Damage to dunes hits us all

An example of a track made by people and dogs, and school students working towards repairing the damage. Picture: Barwon Coast

By Maddie Glynn, Barwon Coast

OUR sand dunes play a significant role not only from an environmental perspective but from a protection perspective.
The dunes protect our towns from the coastal elements. Without the dunes the towns would be threatened and people would not have access to the beach.
Dunes for much of our coastline are the last vestige of natural indigenous vegetation intact since European settlement and as such play a vitally important role in providing habitat for our native species, which include highly specialised plants and animals that contribute to keeping the dunes healthy.
There have been recent debates on the purpose, use and state of the dunes.
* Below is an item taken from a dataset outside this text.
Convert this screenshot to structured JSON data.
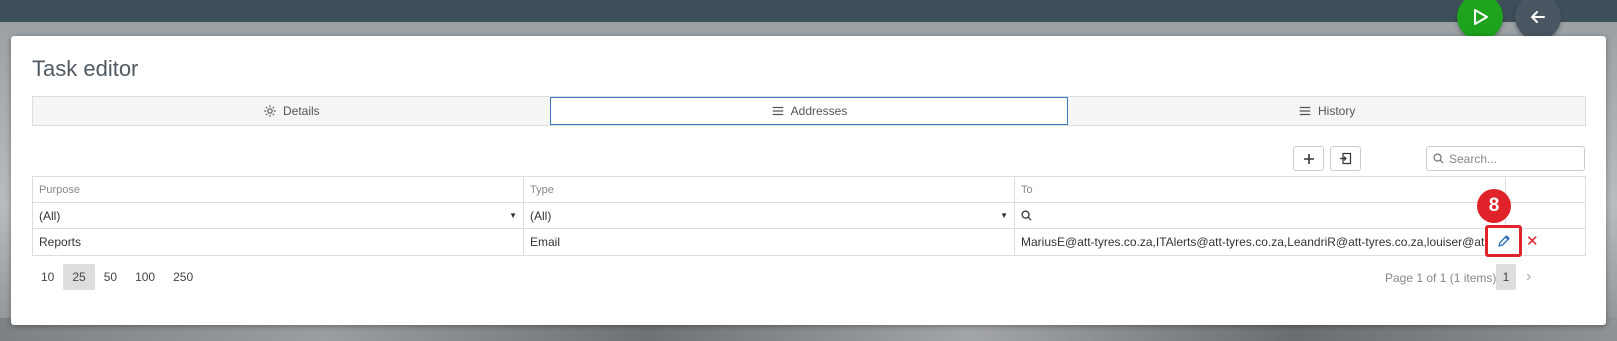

Our dunes once were in a much degraded state; the improved condition has only happened from concerned and pro-active people being a voice for our local environment and by limiting access to these fragile environments by the many tens of thousands of people who visit our coast every year.
Barwon Coast and others work with volunteers from the community, school students and organisations who contribute thousands of volunteer hours to continue to work towards protecting and enhancing our valuable coastline; providing residents and visitors with lifestyle choices.
We constantly see dogs and people, including youth and children entering the fragile vegetated zones of the dunes. What may appear as innocent fun is compounding the erosion effect from the extreme weather events. The forces of the wind and wave action alone changes and shapes our coastline constantly. This erosion process is accelerated when people and dogs enter the vegetated area, destabilising the sand leading to greater sand loss and the inability for seeds to germinate and naturally stabilise the dunes.
Sand dunes have the capacity to repair and renew on their own if we let them.
Through excessive sand loss, the dunes can become top heavy leading to slumping which alters the face of the dune from a gentle sloping dune face to a steeper gradient that prohibits native animals seeking a safe refuge to rest or shelter their young.
You may go past sections of the coast that do not have signage indicating no people or dogs; all dune areas are no go zones for people and dogs. Formalised pathways are provided to enable beach users to access the beach responsibly and substantially minimise the human impacts.
We cannot control the forces of nature, but we can collectively work together to educate others about the natural and appropriate social values our coastal environments provide.
Barwon Coast Committee of Management is appointed by the State Government to manage 13km of coastal Crown land from 7W Collendina to 42W Barwon Heads.
Barwon Coast works in partnership with the City of Greater Geelong on numerous projects and issues, however the primary responsibility for management of this section of coastline is Barwon Coast.
Anyone with concerns or questions relating to local coastal zone management is encouraged to contact the Barwon Heads office on 5254 1118.
To learn more about sand dunes go to www.mesa.edu.au/habitat/dunes05.asp, a very informative site.